One of the problems faced when locating on jigs and fixtures is the presence of burrs and foreign material on the locating surfaces. These instances occur because manufacturing processes are imperfect and produce chips and rough/raised surfaces. Burrs are usually raised edges or leftover material from machining processes that can interfere with the accuracy of the locating process. They occur on machined surfaces due to the elongating nature of metals. Images of burrs can be seen in Figure 1. To avoid this there are a number of methods to reduce their negative effects. There are 2 principles that can help negate the effects of burrs and other foreign matter on a locating surface:

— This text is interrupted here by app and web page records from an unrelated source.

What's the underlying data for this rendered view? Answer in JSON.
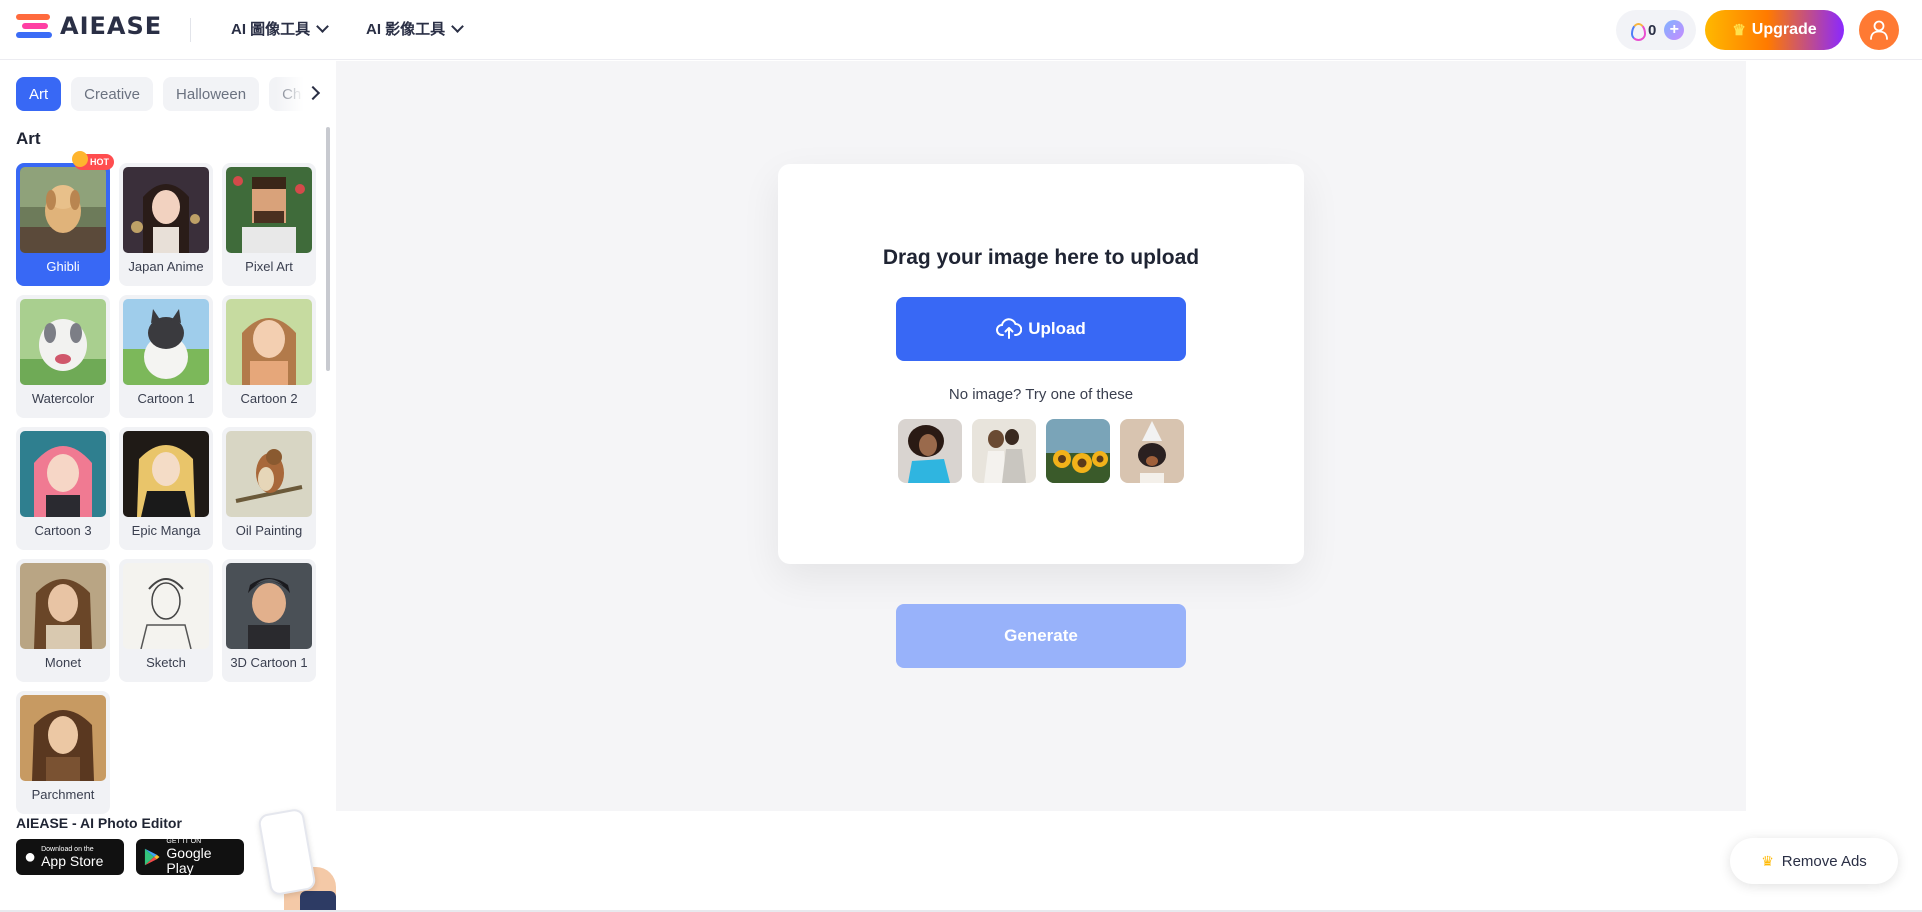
{
  "header": {
    "logo_text": "AIEASE",
    "nav": [
      {
        "label": "AI 圖像工具"
      },
      {
        "label": "AI 影像工具"
      }
    ],
    "credits": "0",
    "upgrade_label": "Upgrade"
  },
  "sidebar": {
    "tabs": [
      {
        "label": "Art",
        "active": true
      },
      {
        "label": "Creative",
        "active": false
      },
      {
        "label": "Halloween",
        "active": false
      },
      {
        "label": "Ch",
        "active": false
      }
    ],
    "section_title": "Art",
    "hot_badge": "HOT",
    "styles": [
      {
        "label": "Ghibli",
        "active": true
      },
      {
        "label": "Japan Anime"
      },
      {
        "label": "Pixel Art"
      },
      {
        "label": "Watercolor"
      },
      {
        "label": "Cartoon 1"
      },
      {
        "label": "Cartoon 2"
      },
      {
        "label": "Cartoon 3"
      },
      {
        "label": "Epic Manga"
      },
      {
        "label": "Oil Painting"
      },
      {
        "label": "Monet"
      },
      {
        "label": "Sketch"
      },
      {
        "label": "3D Cartoon 1"
      },
      {
        "label": "Parchment"
      }
    ],
    "promo": {
      "title": "AIEASE - AI Photo Editor",
      "app_store_small": "Download on the",
      "app_store_big": "App Store",
      "google_play_small": "GET IT ON",
      "google_play_big": "Google Play"
    }
  },
  "main": {
    "drag_title": "Drag your image here to upload",
    "upload_label": "Upload",
    "try_text": "No image? Try one of these",
    "generate_label": "Generate"
  },
  "remove_ads_label": "Remove Ads"
}
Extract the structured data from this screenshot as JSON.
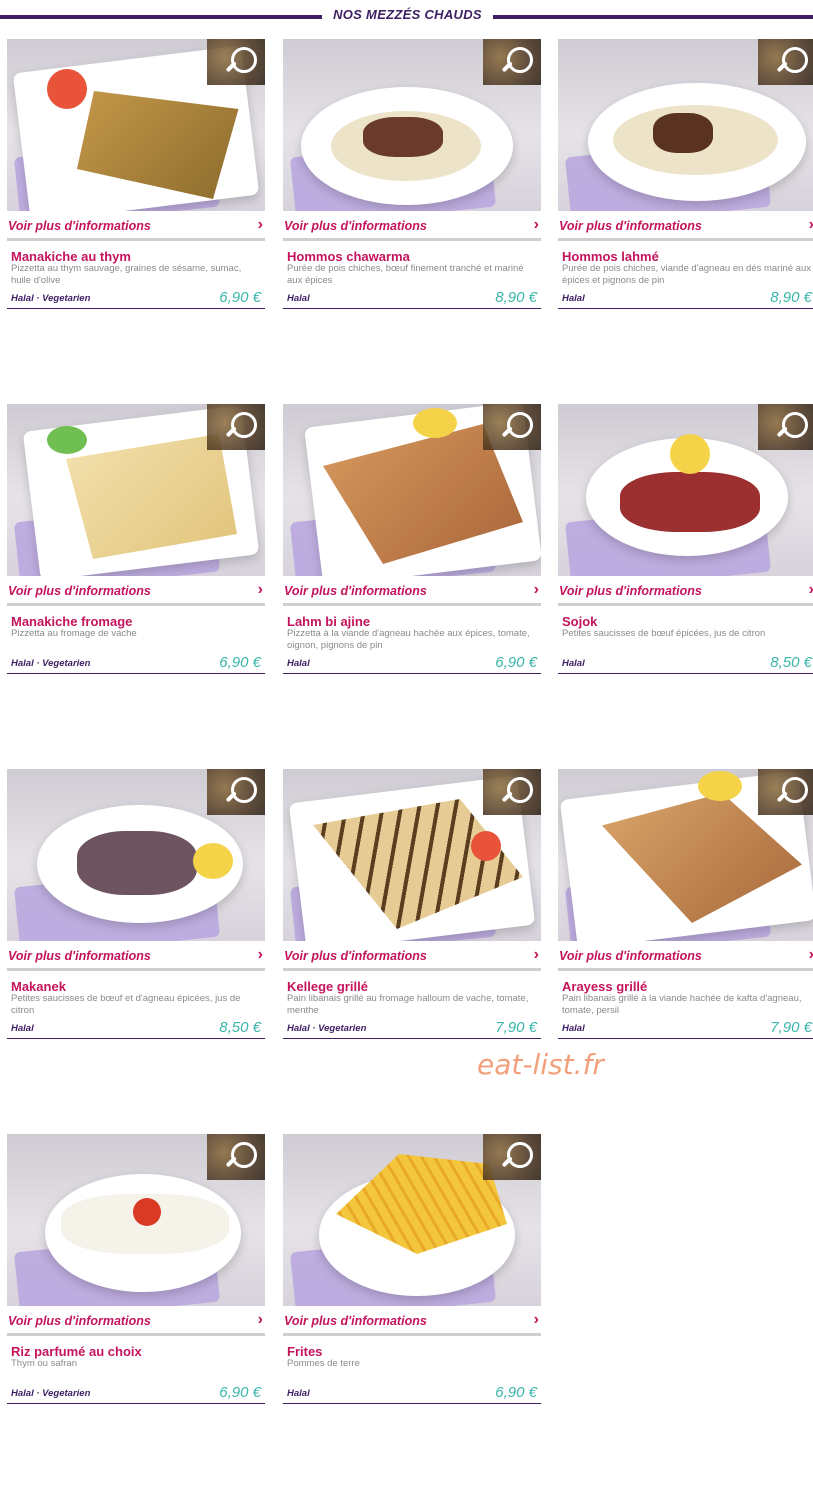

- Use locating features that are easy to clean
- Incorporate a self-cleaning design so that the action of locating cleans the datum surface
Techniques to avoid burrs
As we can see above, steps can be taken to avoid the problems associated with burrs. The first method to avoid burrs is to ensure the surface is easy to clean so that accuracy can be maintained while locating. The optimum way to achieve this is with the use of wear resistant locating pins. This would ensure that the locating datum surface is high above the top surface of the fixture so that any chips produced from machining operations performed on the workpiece drop to the fixture surface instead of building up on the locating datum surface. Also having fixture design with easy to see parts and spaces would help in troubleshooting to help identify and rectify issues. Figure 2 shows these principles in action.
The second way to avoid burrs is to incorporate designs that negate their effects entirely. This can be done by providing reliefs in the fixture’s design. This can be seen easily where corners lack a chamfer. On machined workpieces these locations are where burrs are most prevalent. Figure 3 shows the design of a typical fixture and a fixture designed to properly negate burrs.
Burrs, shavings, and debris can be a nuisance. With slight forethought, it can be easily avoidable. Implementing these features in your next design can save you from any inconveniences. In our final article, we will touch on considering external forces when beginning your fixture design.
In Part 4 of our Workholding Technology series, we will examine the considerations needed for locating of workpieces with external forces applied.